This memoir sums up this idea: no regrets on the life you could've had. It is an important concept, and she writes about all the decisions she has made (some bad, some good) led her to where she is now. She reads various books on the trail, and the quotes and reflections interspersed throughout make you want to go on a self-discovery journey of your own (although I probably wouldn't last a day in the wilderness). My favorite, from Emily Dickenson:
If your Nerve, deny you --
Go above your Nerve --
Cheryl did just that. Rating: ★★★★★


My Promised Land

Ari Shavit, author of My Promised Land: The Triumph and Tragedy of Israel, is an influential Israeli columnist. His book takes its readers through the history of Israel, beginning in 1897 through the current day. But this is not just your typical history book, in the slightest. Shavit "draws on interviews, historical documents, private diaries, and letters, as well as his own family's story, illuminating the pivotal moments of the Zionist century to tell a riveting narrative that is large than the sum of its parts: both personal and national, both deeply human and of profound historical dimension." Each chapter is a glimpse into Israel's history, but I never felt like there were significant gaps.
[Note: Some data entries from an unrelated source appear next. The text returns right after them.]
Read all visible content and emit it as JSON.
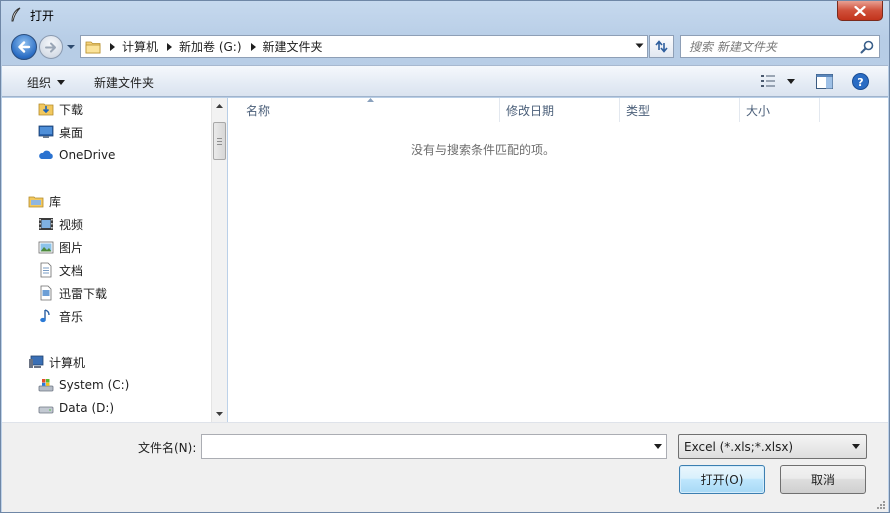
{
  "window": {
    "title": "打开",
    "app_icon": "feather-icon",
    "close_icon": "close-icon"
  },
  "address": {
    "breadcrumb": [
      "计算机",
      "新加卷 (G:)",
      "新建文件夹"
    ],
    "search_placeholder": "搜索 新建文件夹",
    "icons": [
      "back-arrow-icon",
      "forward-arrow-icon",
      "folder-icon",
      "refresh-icon",
      "search-icon"
    ]
  },
  "toolbar": {
    "organize_label": "组织",
    "new_folder_label": "新建文件夹",
    "icons": [
      "view-options-icon",
      "preview-pane-icon",
      "help-icon"
    ]
  },
  "nav": {
    "favorites": [
      {
        "label": "下载",
        "icon": "download-folder-icon"
      },
      {
        "label": "桌面",
        "icon": "desktop-icon"
      },
      {
        "label": "OneDrive",
        "icon": "onedrive-cloud-icon"
      }
    ],
    "libraries_label": "库",
    "libraries": [
      {
        "label": "视频",
        "icon": "video-icon"
      },
      {
        "label": "图片",
        "icon": "pictures-icon"
      },
      {
        "label": "文档",
        "icon": "documents-icon"
      },
      {
        "label": "迅雷下载",
        "icon": "thunder-download-icon"
      },
      {
        "label": "音乐",
        "icon": "music-icon"
      }
    ],
    "computer_label": "计算机",
    "drives": [
      {
        "label": "System (C:)",
        "icon": "system-drive-icon"
      },
      {
        "label": "Data (D:)",
        "icon": "drive-icon"
      }
    ]
  },
  "content": {
    "columns": [
      "名称",
      "修改日期",
      "类型",
      "大小"
    ],
    "sorted_column": "名称",
    "empty_message": "没有与搜索条件匹配的项。"
  },
  "footer": {
    "filename_label": "文件名(N):",
    "filename_value": "",
    "filetype_selected": "Excel (*.xls;*.xlsx)",
    "open_label": "打开(O)",
    "cancel_label": "取消"
  }
}
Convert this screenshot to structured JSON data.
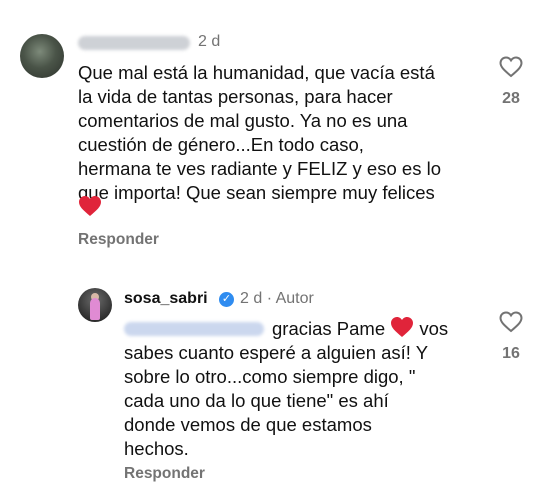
{
  "comments": [
    {
      "time": "2 d",
      "text": "Que mal está la humanidad, que vacía está\nla vida de tantas personas, para hacer\ncomentarios de mal gusto. Ya no es una\ncuestión de género...En todo caso,\nhermana te ves radiante y FELIZ y eso es lo\nque importa! Que sean siempre muy felices",
      "like_count": "28",
      "reply_label": "Responder",
      "icon": "heart-outline-icon"
    },
    {
      "username": "sosa_sabri",
      "time": "2 d",
      "separator": "·",
      "author_label": "Autor",
      "text_line1": "gracias Pame",
      "text_line1_end": "vos",
      "text_rest": "sabes cuanto esperé a alguien así! Y\nsobre lo otro...como siempre digo, \"\ncada uno da lo que tiene\" es ahí\ndonde vemos de que estamos\nhechos.",
      "like_count": "16",
      "reply_label": "Responder",
      "icon": "heart-outline-icon"
    }
  ],
  "colors": {
    "heart_emoji": "#e0243a",
    "verified": "#2f8cf0",
    "muted_text": "#737373"
  }
}
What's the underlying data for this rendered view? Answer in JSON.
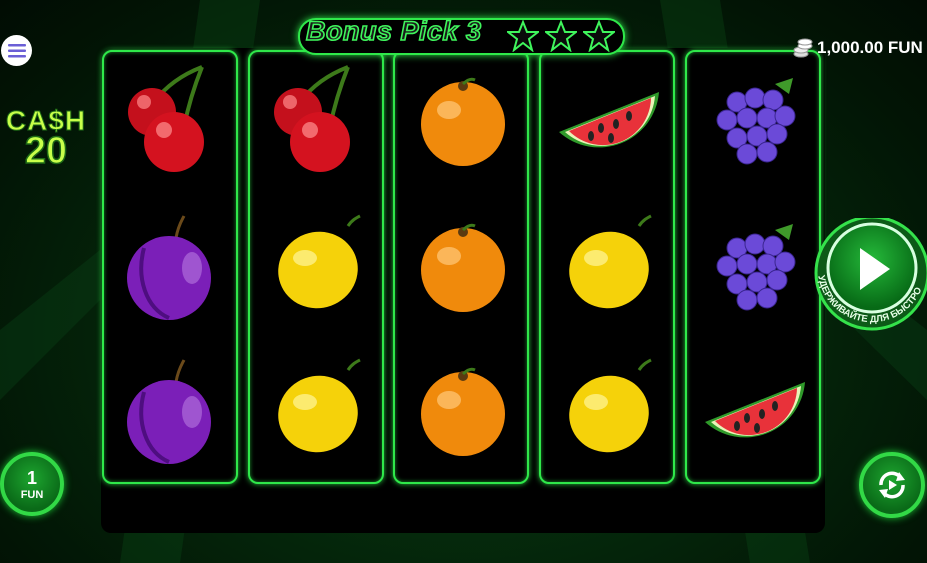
{
  "game": {
    "title": "Bonus Pick 3",
    "stars_count": 3
  },
  "cash": {
    "label": "CA$H",
    "value": "20"
  },
  "balance": {
    "amount": "1,000.00 FUN"
  },
  "bet": {
    "value": "1",
    "unit": "FUN"
  },
  "spin": {
    "hold_hint": "УДЕРЖИВАЙТЕ ДЛЯ БЫСТРОЙ ИГРЫ"
  },
  "reels": [
    [
      "cherry",
      "plum",
      "plum"
    ],
    [
      "cherry",
      "lemon",
      "lemon"
    ],
    [
      "orange",
      "orange",
      "orange"
    ],
    [
      "watermelon",
      "lemon",
      "lemon"
    ],
    [
      "grapes",
      "grapes",
      "watermelon"
    ]
  ],
  "colors": {
    "accent": "#2fe84a",
    "cash_text": "#c8ff4a",
    "background": "#021a08"
  }
}
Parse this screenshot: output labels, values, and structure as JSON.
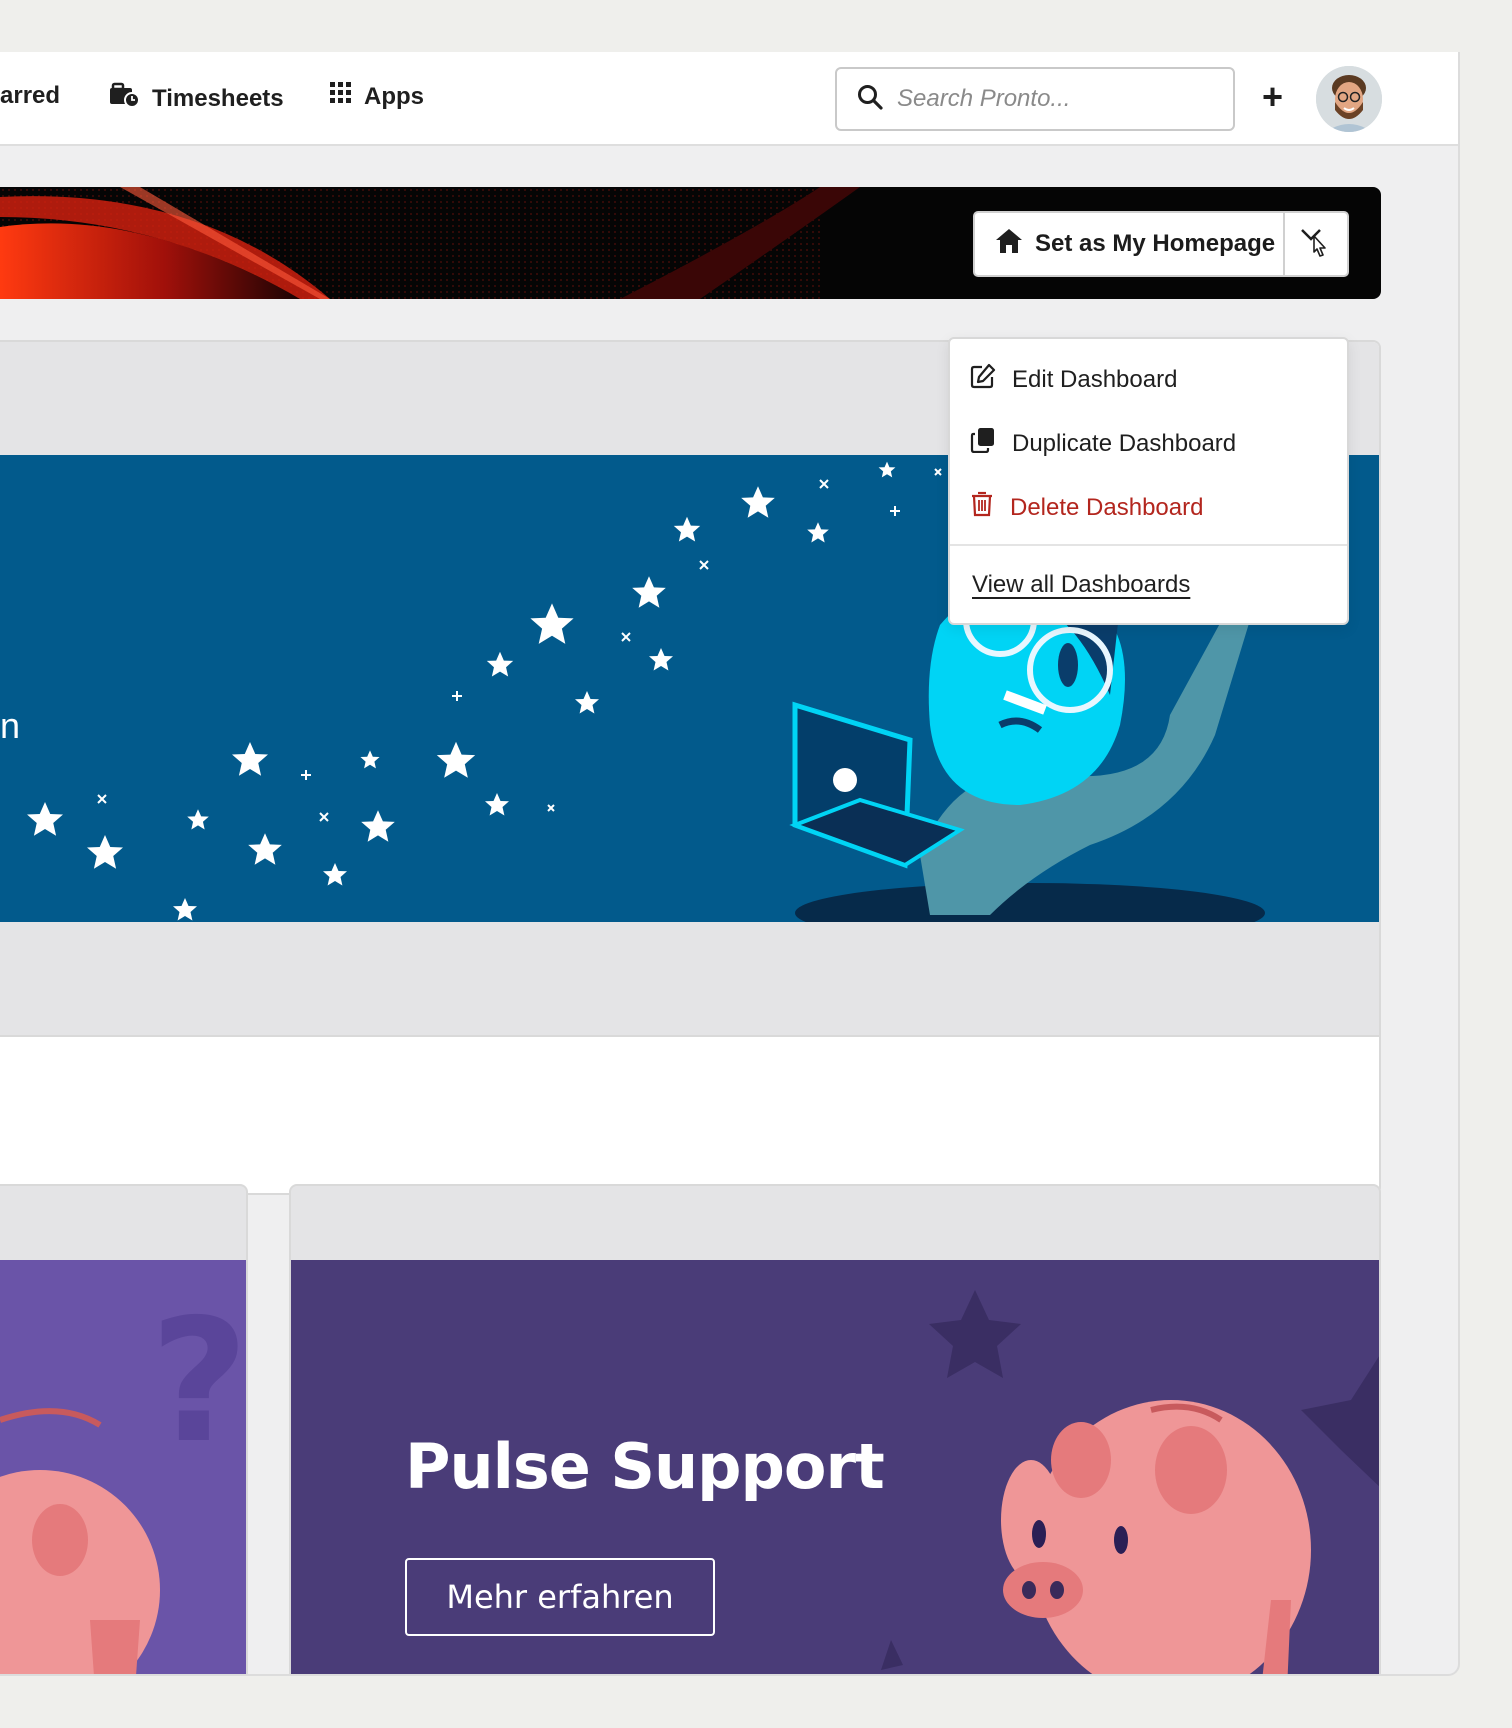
{
  "nav": {
    "starred_label": "arred",
    "timesheets_label": "Timesheets",
    "apps_label": "Apps"
  },
  "search": {
    "placeholder": "Search Pronto..."
  },
  "header": {
    "add_label": "+"
  },
  "dashboard": {
    "homepage_button_label": "Set as My Homepage",
    "banner_text_fragment": "n"
  },
  "menu": {
    "edit_label": "Edit Dashboard",
    "duplicate_label": "Duplicate Dashboard",
    "delete_label": "Delete Dashboard",
    "view_all_label": "View all Dashboards"
  },
  "promo": {
    "title": "Pulse Support",
    "button_label": "Mehr erfahren"
  },
  "colors": {
    "banner_blue": "#025a8c",
    "promo_purple": "#4a3c78",
    "danger": "#b3261e"
  }
}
And within each of the chapters, all entitled with a phrase and a year (like "Into the Valley, 1921," "Lydda, 1948" or "J'Accuse, 1999"), Shavit focuses on the stories that make up each chapter in Israel's life. "It is a Zionist book unblinkered by Zionism," writes the New York Times Book Review, "It is about the entirety of the Israeli experience." He does not shy from critiquing Israel, commenting on current political realities that were shaped by historical situations. What I found interesting is that My Promised Land was written in English. It was not meant for Israelis. Instead, it was meant for American Jews. As Jerusalem Post (critically) writes, "Shavit's book gives the American Jewish community the ability to feel comfortable refusing to be inconvenienced for Israel." I viewed My Promised Land differently. Yes, it is the tale of the morally ambiguous Israel, and does give the American Jewish community ability to distance itself from Israel. But I read it as a wonderfully written account of a country that American Jews don't necessarily fully grasp and a book that everyone should read if they have the chance to understand Israel today. To end with a quote from the "Peace, 1993" chapter, describing the Valley of Hulda (currently, a kibbutz; previously, an Arab village)
Hulda is here to stay. And Hulda has no solution. Hulda says peace shall not be. I descend the hill to the well, the vineyard. It's so beautiful and calm here. But the soil is hard. The land is cursed. For it is here, in the Valley of Hulda, that history's door creaked open on April 6, 1948. It is precisely here, at the end of the Herzl forest, that the Jews crossed the threshold between the commune's oil grove and Jamal Munheir's fields and entered the forbidden....Here, by the old well of Hulda, we moved from one phase of our history to another, from one sphere of morality to another. So all that has haunted us ever since is right here. All that will go on haunting us is right here. Generation after generation. War after war.  
I highly recommend it. Rating: ★★★★★